Being an Army Brat means you are the daughter of a soldier; an aggressive, excessively strict, and demanding soldier. My father was a platoon Sergeant and was titled “Nuclear Chemical Biological Specialist” in the Army. He specialized in the care of all aircrafts and was responsible for the repair and technical inspection of said aircrafts. As a platoon sergeant, he was also responsible for leading a platoon of soldiers when they were called to war in Saudi Arabia. Because of his career my father had an extremely strict discipline routine.
My sister and I were expected to keep our rooms completely clean at all times. Not only could toys not be lying around, but we were also expected to have our beds made and all furniture dusted before 8am each morning. My father would walk into our rooms with a white glove and run the tips of the glove across every shelf, corner, and cove base in our rooms.
By the time I was 6 years old, I knew what a 45 degree angle was, how to properly fold my sheets, and tuck them under the mattress in order for him to perform the “quarter test” every morning. (The “quarter test” is where you follow a strict procedure to properly make your bed. The goal is to make your bed so tight that you can literally bounce a quarter off of it). If the quarter didn’t bounce, our beds were completely disassembled and we started from scratch with a time limit.
Another thing I remember about being an Army Brat was that I never stayed in the same place long enough to make long lasting friendships. I can recall attending several elementary and middle schools throughout my life, whereas most people have one or maybe two that they attended. Every new school meant trying to make new friends with kids that already had “BFF’s”. Switching schools all the time was really difficult on my sister and I. We tried to fit in as best as we could considering the circumstances. And since some other kids were Army Brats as well we were in the same boat, we learned to befriend those children for as long as we could.
When my father was called into war in Saudi Arabia, my sister, my mom, and I cried for days. We knew that there was a chance that our dad would not come back. As strict as he was, he was still our father and we loved him. The war was horrific. My sister used to steal the letters that our dad wrote home to our mom and read them to me. I can still recall some of the gruesome stories that my father wrote about to my mother; things he had witnessed, the living arrangements where he was stationed, the food, water and sleep rations. It was a truly scary time for my father over there, but just as lonely and scary for us while he was away.

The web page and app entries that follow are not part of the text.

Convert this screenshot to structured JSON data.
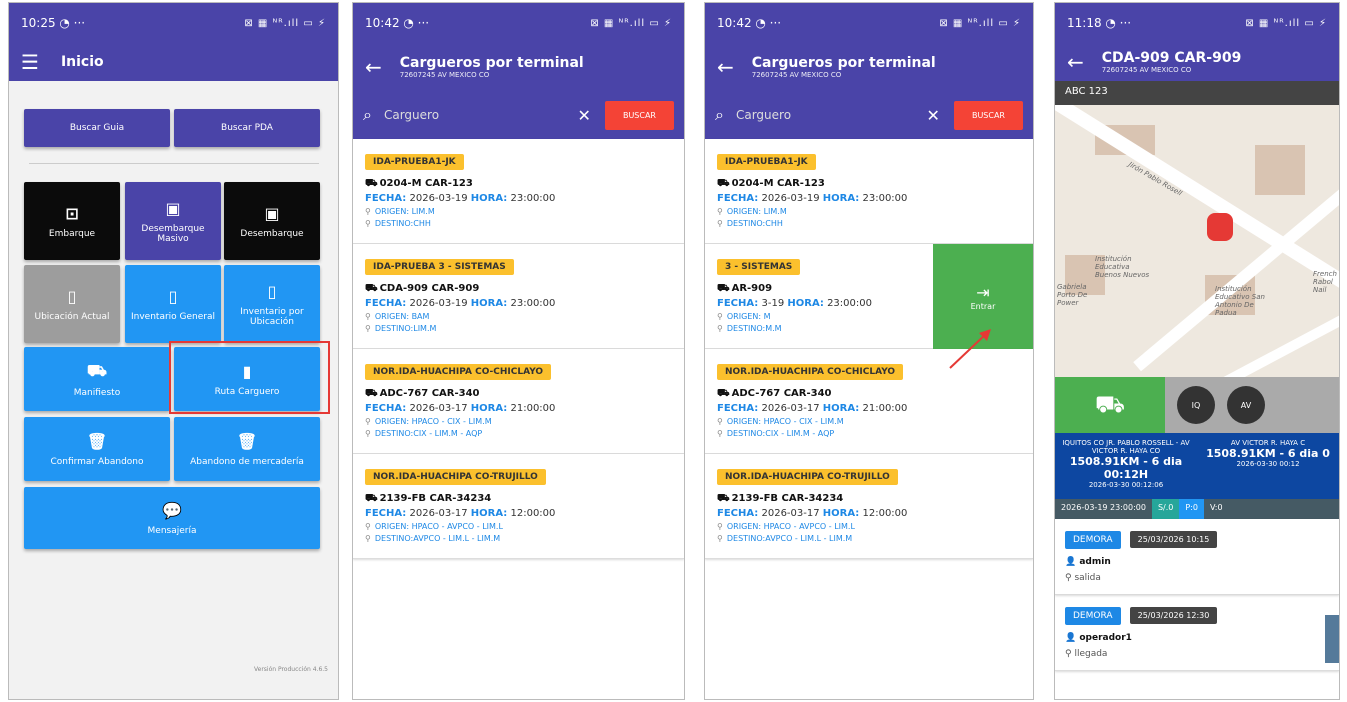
{
  "p1": {
    "status_time": "10:25 ◔ ···",
    "status_right": "⊠ ▦ ᴺᴿ.ıll ▭ ⚡",
    "title": "Inicio",
    "buttons": {
      "buscar_guia": "Buscar Guia",
      "buscar_pda": "Buscar PDA",
      "embarque": "Embarque",
      "desembarque_masivo": "Desembarque Masivo",
      "desembarque": "Desembarque",
      "ubicacion_actual": "Ubicación Actual",
      "inventario_general": "Inventario General",
      "inventario_ubicacion": "Inventario por Ubicación",
      "manifiesto": "Manifiesto",
      "ruta_carguero": "Ruta Carguero",
      "confirmar_abandono": "Confirmar Abandono",
      "abandono_mercaderia": "Abandono de mercadería",
      "mensajeria": "Mensajería"
    },
    "version": "Versión Producción 4.6.5"
  },
  "p2": {
    "status_time": "10:42 ◔ ···",
    "title": "Cargueros por terminal",
    "subtitle": "72607245 AV MEXICO CO",
    "search_placeholder": "Carguero",
    "search_btn": "BUSCAR",
    "labels": {
      "fecha": "FECHA:",
      "hora": "HORA:",
      "origen": "ORIGEN:",
      "destino": "DESTINO:"
    },
    "cards": [
      {
        "badge": "IDA-PRUEBA1-JK",
        "vehicle": "0204-M CAR-123",
        "fecha": "2026-03-19",
        "hora": "23:00:00",
        "origen": "LIM.M",
        "destino": "CHH"
      },
      {
        "badge": "IDA-PRUEBA 3 - SISTEMAS",
        "vehicle": "CDA-909 CAR-909",
        "fecha": "2026-03-19",
        "hora": "23:00:00",
        "origen": "BAM",
        "destino": "LIM.M"
      },
      {
        "badge": "NOR.IDA-HUACHIPA CO-CHICLAYO",
        "vehicle": "ADC-767 CAR-340",
        "fecha": "2026-03-17",
        "hora": "21:00:00",
        "origen": "HPACO - CIX - LIM.M",
        "destino": "CIX - LIM.M - AQP"
      },
      {
        "badge": "NOR.IDA-HUACHIPA CO-TRUJILLO",
        "vehicle": "2139-FB CAR-34234",
        "fecha": "2026-03-17",
        "hora": "12:00:00",
        "origen": "HPACO - AVPCO - LIM.L",
        "destino": "AVPCO - LIM.L - LIM.M"
      }
    ]
  },
  "p3": {
    "search_placeholder": "Carguero",
    "swipe_card": {
      "badge": "3 - SISTEMAS",
      "vehicle": "AR-909",
      "fecha": "3-19",
      "hora": "23:00:00",
      "origen": "M",
      "destino": "M.M"
    },
    "swipe_action": "Entrar"
  },
  "p4": {
    "status_time": "11:18 ◔ ···",
    "title": "CDA-909 CAR-909",
    "subtitle": "72607245 AV MEXICO CO",
    "plate": "ABC 123",
    "map_labels": [
      "Jirón Pablo Rosell",
      "Institución Educativa Buenos Nuevos",
      "Institución Educativo San Antonio De Padua",
      "Gabriela Porto De Power",
      "French Rabol Nail"
    ],
    "chip_iq": "IQ",
    "chip_av": "AV",
    "route": [
      {
        "name": "IQUITOS CO JR. PABLO ROSSELL - AV VICTOR R. HAYA CO",
        "km": "1508.91KM - 6 dia 00:12H",
        "date": "2026-03-30 00:12:06"
      },
      {
        "name": "AV VICTOR R. HAYA C",
        "km": "1508.91KM - 6 dia 0",
        "date": "2026-03-30 00:12"
      }
    ],
    "stats": {
      "datetime": "2026-03-19 23:00:00",
      "s": "S/.0",
      "p": "P:0",
      "v": "V:0"
    },
    "events": [
      {
        "type": "DEMORA",
        "date": "25/03/2026 10:15",
        "user": "admin",
        "detail": "salida"
      },
      {
        "type": "DEMORA",
        "date": "25/03/2026 12:30",
        "user": "operador1",
        "detail": "llegada"
      }
    ]
  }
}
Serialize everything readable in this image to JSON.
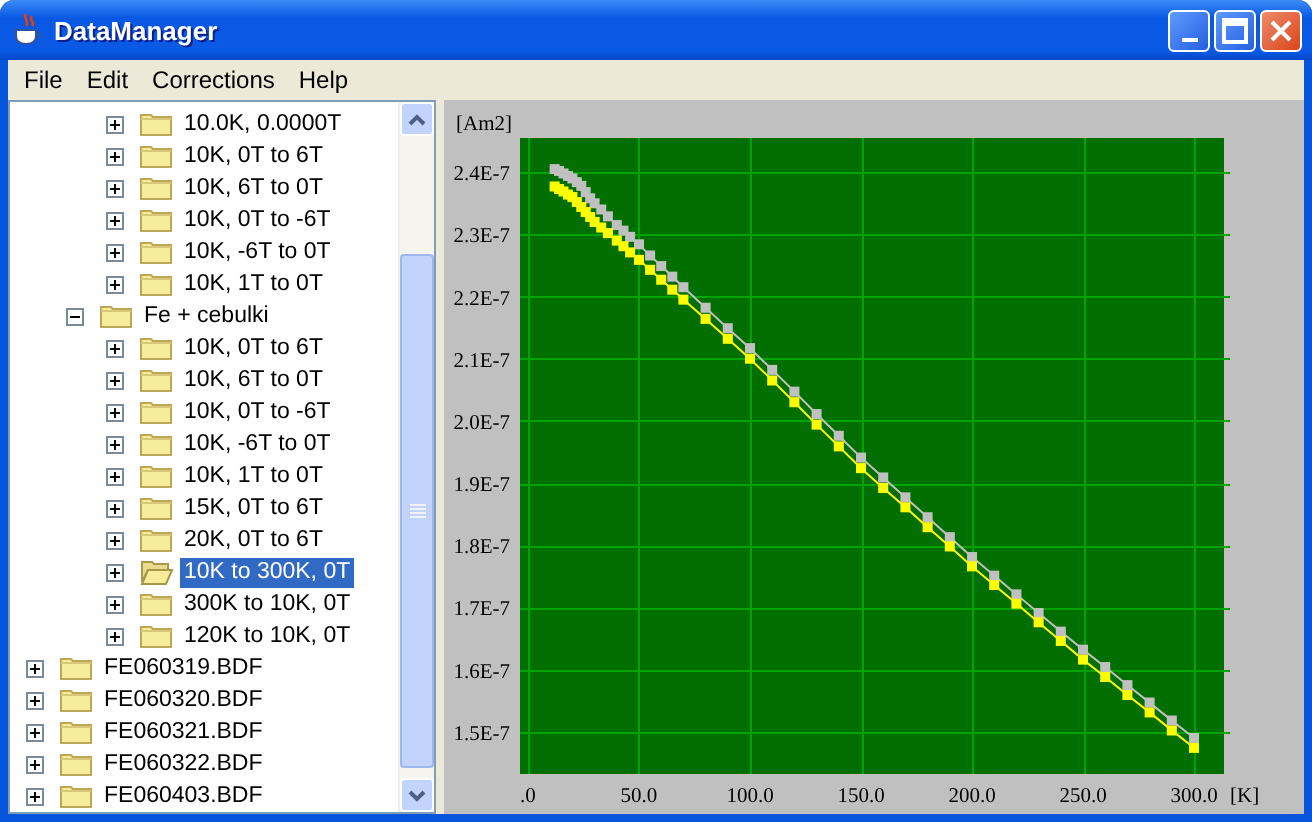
{
  "window": {
    "title": "DataManager"
  },
  "menu": [
    "File",
    "Edit",
    "Corrections",
    "Help"
  ],
  "tree": {
    "items": [
      {
        "children": [
          {
            "children": [
              {
                "label": "10.0K, 0.0000T",
                "expanded": false,
                "selected": false
              },
              {
                "label": "10K, 0T to 6T",
                "expanded": false,
                "selected": false
              },
              {
                "label": "10K, 6T to 0T",
                "expanded": false,
                "selected": false
              },
              {
                "label": "10K, 0T to -6T",
                "expanded": false,
                "selected": false
              },
              {
                "label": "10K, -6T to 0T",
                "expanded": false,
                "selected": false
              },
              {
                "label": "10K, 1T to 0T",
                "expanded": false,
                "selected": false
              }
            ]
          },
          {
            "label": "Fe + cebulki",
            "expanded": true,
            "selected": false,
            "children": [
              {
                "label": "10K, 0T to 6T",
                "expanded": false,
                "selected": false
              },
              {
                "label": "10K, 6T to 0T",
                "expanded": false,
                "selected": false
              },
              {
                "label": "10K, 0T to -6T",
                "expanded": false,
                "selected": false
              },
              {
                "label": "10K, -6T to 0T",
                "expanded": false,
                "selected": false
              },
              {
                "label": "10K, 1T to 0T",
                "expanded": false,
                "selected": false
              },
              {
                "label": "15K, 0T to 6T",
                "expanded": false,
                "selected": false
              },
              {
                "label": "20K, 0T to 6T",
                "expanded": false,
                "selected": false
              },
              {
                "label": "10K to 300K, 0T",
                "expanded": false,
                "selected": true
              },
              {
                "label": "300K to 10K, 0T",
                "expanded": false,
                "selected": false
              },
              {
                "label": "120K to 10K, 0T",
                "expanded": false,
                "selected": false
              }
            ]
          }
        ]
      },
      {
        "label": "FE060319.BDF",
        "expanded": false,
        "selected": false
      },
      {
        "label": "FE060320.BDF",
        "expanded": false,
        "selected": false
      },
      {
        "label": "FE060321.BDF",
        "expanded": false,
        "selected": false
      },
      {
        "label": "FE060322.BDF",
        "expanded": false,
        "selected": false
      },
      {
        "label": "FE060403.BDF",
        "expanded": false,
        "selected": false
      }
    ]
  },
  "chart": {
    "chart_data": {
      "type": "line",
      "grid": true,
      "xlabel": "[K]",
      "ylabel": "[Am2]",
      "x": [
        12,
        14,
        16,
        18,
        20,
        22,
        24,
        26,
        28,
        30,
        33,
        36,
        40,
        43,
        46,
        50,
        55,
        60,
        65,
        70,
        80,
        90,
        100,
        110,
        120,
        130,
        140,
        150,
        160,
        170,
        180,
        190,
        200,
        210,
        220,
        230,
        240,
        250,
        260,
        270,
        280,
        290,
        300
      ],
      "series": [
        {
          "color": "#c0c0c0",
          "marker": "square",
          "values": [
            2.405e-07,
            2.402e-07,
            2.398e-07,
            2.394e-07,
            2.39e-07,
            2.384e-07,
            2.378e-07,
            2.368e-07,
            2.358e-07,
            2.35e-07,
            2.34e-07,
            2.329e-07,
            2.315e-07,
            2.306e-07,
            2.296e-07,
            2.284e-07,
            2.266e-07,
            2.249e-07,
            2.232e-07,
            2.215e-07,
            2.182e-07,
            2.149e-07,
            2.117e-07,
            2.082e-07,
            2.047e-07,
            2.011e-07,
            1.976e-07,
            1.941e-07,
            1.909e-07,
            1.877e-07,
            1.845e-07,
            1.813e-07,
            1.781e-07,
            1.751e-07,
            1.721e-07,
            1.691e-07,
            1.661e-07,
            1.632e-07,
            1.604e-07,
            1.575e-07,
            1.547e-07,
            1.518e-07,
            1.49e-07
          ]
        },
        {
          "color": "#ffff00",
          "marker": "square",
          "values": [
            2.377e-07,
            2.373e-07,
            2.369e-07,
            2.364e-07,
            2.36e-07,
            2.352e-07,
            2.344e-07,
            2.336e-07,
            2.328e-07,
            2.32e-07,
            2.311e-07,
            2.302e-07,
            2.29e-07,
            2.281e-07,
            2.271e-07,
            2.259e-07,
            2.243e-07,
            2.227e-07,
            2.211e-07,
            2.195e-07,
            2.164e-07,
            2.132e-07,
            2.1e-07,
            2.065e-07,
            2.03e-07,
            1.994e-07,
            1.959e-07,
            1.924e-07,
            1.892e-07,
            1.861e-07,
            1.829e-07,
            1.798e-07,
            1.766e-07,
            1.736e-07,
            1.706e-07,
            1.676e-07,
            1.646e-07,
            1.616e-07,
            1.588e-07,
            1.559e-07,
            1.531e-07,
            1.502e-07,
            1.474e-07
          ]
        }
      ],
      "xlim": [
        -3.6,
        313.5
      ],
      "ylim": [
        1.432e-07,
        2.455e-07
      ],
      "xticks": [
        {
          "value": 0,
          "label": ".0"
        },
        {
          "value": 50,
          "label": "50.0"
        },
        {
          "value": 100,
          "label": "100.0"
        },
        {
          "value": 150,
          "label": "150.0"
        },
        {
          "value": 200,
          "label": "200.0"
        },
        {
          "value": 250,
          "label": "250.0"
        },
        {
          "value": 300,
          "label": "300.0"
        }
      ],
      "yticks": [
        {
          "value": 1.5e-07,
          "label": "1.5E-7"
        },
        {
          "value": 1.6e-07,
          "label": "1.6E-7"
        },
        {
          "value": 1.7e-07,
          "label": "1.7E-7"
        },
        {
          "value": 1.8e-07,
          "label": "1.8E-7"
        },
        {
          "value": 1.9e-07,
          "label": "1.9E-7"
        },
        {
          "value": 2e-07,
          "label": "2.0E-7"
        },
        {
          "value": 2.1e-07,
          "label": "2.1E-7"
        },
        {
          "value": 2.2e-07,
          "label": "2.2E-7"
        },
        {
          "value": 2.3e-07,
          "label": "2.3E-7"
        },
        {
          "value": 2.4e-07,
          "label": "2.4E-7"
        }
      ]
    }
  }
}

The most amazing memory I have as an Army Brat was when he returned home. Sure, he looked different. He had new scars and was extremely exhausted; he slept for almost a week straight once he returned, but he looked genuinely happy to be home and so were my mom, my sister and I.
Even though being an Army Brat was difficult, there were bonuses just about as much as there were headaches. When my father came back from Saudi Arabia (once he had rested) the Army gave him a month’s vacation. During that time we went skiing in the German Alps, visited Belgium, and toured several of the castles in Germany. We even drove all the way to Switzerland and visited several areas there as well. Honestly, we were truly blessed to see and experience everything that we did. I